PROGRAMMING OF THE SIMULATion

The programming of the simulation is one of the core elements of the project: Translating the social scientific models into a simulation software allows their predictions, based on data inputted by the area experts, to be retrospectively tested. Furthermore, as the simulation software is provided to users, developing an intuitive and powerful interface to run the simulation and easily interpret its results, the programming of the interface is another core aspect.


The programming of the simulation consists of two main parts:

Design of Simulation System Architecture
One is to translate the theoretical models provided by the social scientists into computer algorithms. A constant dialogue between the social and computer scientists ensures that the models are actually implementable, with modifications and simplifications being suggested, while at the same time faithfully representing the core ideas underlying the theories. For example, the implementation of game-theoretical coalition models requires to develop and adapt algorithms to compute equilibria for the specified games used in the simulation. When exact analytical solutions are not possible, likely outcomes need to be computed. Another aspect of this task is the cooperation with the area experts to clarify the data needs as well as the structure the data is inputted into the simulation (also see here).

The final version of the simulation will incorporate four major models - coherence, coalition, action and state of the world - that are interlinked as illustrated below:

While the coalition model describes how the individuals align themselves to form ethnic groups based on ascriptive characteristics, the action model is concerned with how the groups form relate to each other - with different degrees of conflict or cooperation. The coherence model (also see here) is the major innovation in comparison to other game-theoretical models: By modeling explicitly how individuals change their beliefs and preferences in light of prior experience (to make it appear rational in retrospect) and belief systems present in the society, cultural change becomes endogenous - allowing to make predictions how coalitions and behavior will change over time. Finally, the state of the world model represents the structural constraints on the actors and how they change due to the outcomes of their interactions (the events).

Design, Testing, and Enhancement of User Interface
Making the simulation easily usable as well as flexible is the second major task. Expert knowledge of human-computer interaction is applied to ensure that the system provides simple and convenient ways for users to specify the political scenarios they wish to examine, use the models they find most appropriate and obtain the depth of information that they require, from simple deterministic predictions to complex contingency diagrams. The data output allows users to trace the impact of different factors on the final predictions, giving them an insight into what variables to influence to affect outcomes in the real worlds. Using different of the available models, furthermore, allows users to test the robustness of these recommendations when making different assumptions about how various variables are interrelated. To allow each user to use the software optimally according to his/her needs, techniques for modeling classes of users to customize interactions will be implemented.

 

THE TEAM
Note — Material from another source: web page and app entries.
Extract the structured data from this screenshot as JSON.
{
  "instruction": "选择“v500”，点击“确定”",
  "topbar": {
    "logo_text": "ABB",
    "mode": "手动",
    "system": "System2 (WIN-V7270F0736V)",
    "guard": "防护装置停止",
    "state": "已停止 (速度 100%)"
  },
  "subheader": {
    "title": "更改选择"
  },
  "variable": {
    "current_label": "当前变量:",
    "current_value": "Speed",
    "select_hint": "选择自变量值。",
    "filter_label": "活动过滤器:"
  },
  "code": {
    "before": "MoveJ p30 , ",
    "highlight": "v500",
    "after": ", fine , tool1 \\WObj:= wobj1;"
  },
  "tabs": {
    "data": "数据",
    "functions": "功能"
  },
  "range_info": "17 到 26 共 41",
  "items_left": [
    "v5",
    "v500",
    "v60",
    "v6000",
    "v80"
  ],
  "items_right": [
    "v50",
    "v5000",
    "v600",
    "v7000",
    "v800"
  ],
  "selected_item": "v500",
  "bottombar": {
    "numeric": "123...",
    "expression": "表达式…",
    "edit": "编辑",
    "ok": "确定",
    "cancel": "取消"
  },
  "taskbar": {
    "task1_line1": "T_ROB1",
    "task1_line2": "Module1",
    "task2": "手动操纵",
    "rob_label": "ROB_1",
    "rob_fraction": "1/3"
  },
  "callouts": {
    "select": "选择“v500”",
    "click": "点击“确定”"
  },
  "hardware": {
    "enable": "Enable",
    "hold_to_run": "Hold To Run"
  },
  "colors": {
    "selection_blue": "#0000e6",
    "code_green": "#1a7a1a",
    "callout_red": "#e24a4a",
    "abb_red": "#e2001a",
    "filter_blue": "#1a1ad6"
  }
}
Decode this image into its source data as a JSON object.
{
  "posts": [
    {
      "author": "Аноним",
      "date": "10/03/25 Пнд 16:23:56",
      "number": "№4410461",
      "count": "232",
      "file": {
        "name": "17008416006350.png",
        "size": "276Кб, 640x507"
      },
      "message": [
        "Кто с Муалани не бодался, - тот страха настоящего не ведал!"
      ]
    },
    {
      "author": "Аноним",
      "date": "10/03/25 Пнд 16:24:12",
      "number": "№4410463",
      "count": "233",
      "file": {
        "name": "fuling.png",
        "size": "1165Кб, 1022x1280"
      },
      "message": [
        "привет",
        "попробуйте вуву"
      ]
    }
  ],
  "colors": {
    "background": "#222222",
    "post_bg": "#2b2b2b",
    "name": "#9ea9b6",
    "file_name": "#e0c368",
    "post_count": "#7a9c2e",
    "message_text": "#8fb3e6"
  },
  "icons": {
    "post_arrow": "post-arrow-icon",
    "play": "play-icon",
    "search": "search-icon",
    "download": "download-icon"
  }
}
Faculty: Gürdal Arlsan, Sun-Ki Chai, David Chin, Keisuke Nakao, Scott Robertson

Research Assistants: Pantaleo DeCandia, Evan Yazawa, Robert Puckett